Exercise aim: Everything in the data must be repeated exactly, apart from the pictures, which are left out.

********

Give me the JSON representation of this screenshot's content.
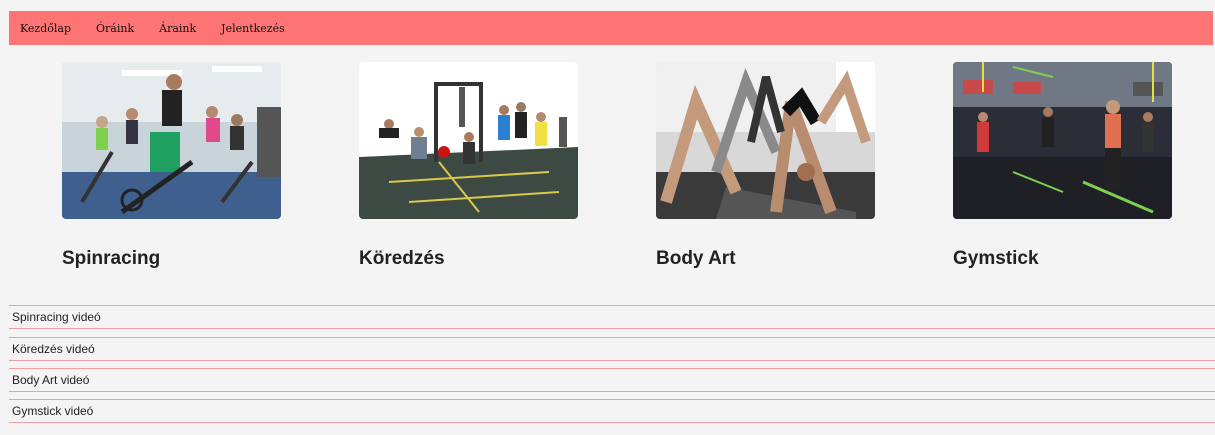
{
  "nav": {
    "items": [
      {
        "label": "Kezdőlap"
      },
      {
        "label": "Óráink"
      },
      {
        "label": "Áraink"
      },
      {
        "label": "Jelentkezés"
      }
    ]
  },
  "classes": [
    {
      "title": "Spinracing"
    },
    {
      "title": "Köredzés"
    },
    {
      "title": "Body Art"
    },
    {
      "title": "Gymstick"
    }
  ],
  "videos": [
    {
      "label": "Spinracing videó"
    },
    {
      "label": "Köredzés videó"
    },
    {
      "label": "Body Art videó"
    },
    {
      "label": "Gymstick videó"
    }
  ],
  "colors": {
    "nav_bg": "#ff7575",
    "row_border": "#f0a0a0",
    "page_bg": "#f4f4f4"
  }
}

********

Exercise solution:
Give me the JSON representation of this screenshot's content.
{
  "nav": {
    "items": [
      {
        "label": "Kezdőlap"
      },
      {
        "label": "Óráink"
      },
      {
        "label": "Áraink"
      },
      {
        "label": "Jelentkezés"
      }
    ]
  },
  "classes": [
    {
      "title": "Spinracing"
    },
    {
      "title": "Köredzés"
    },
    {
      "title": "Body Art"
    },
    {
      "title": "Gymstick"
    }
  ],
  "videos": [
    {
      "label": "Spinracing videó"
    },
    {
      "label": "Köredzés videó"
    },
    {
      "label": "Body Art videó"
    },
    {
      "label": "Gymstick videó"
    }
  ],
  "colors": {
    "nav_bg": "#ff7575",
    "row_border": "#f0a0a0",
    "page_bg": "#f4f4f4"
  }
}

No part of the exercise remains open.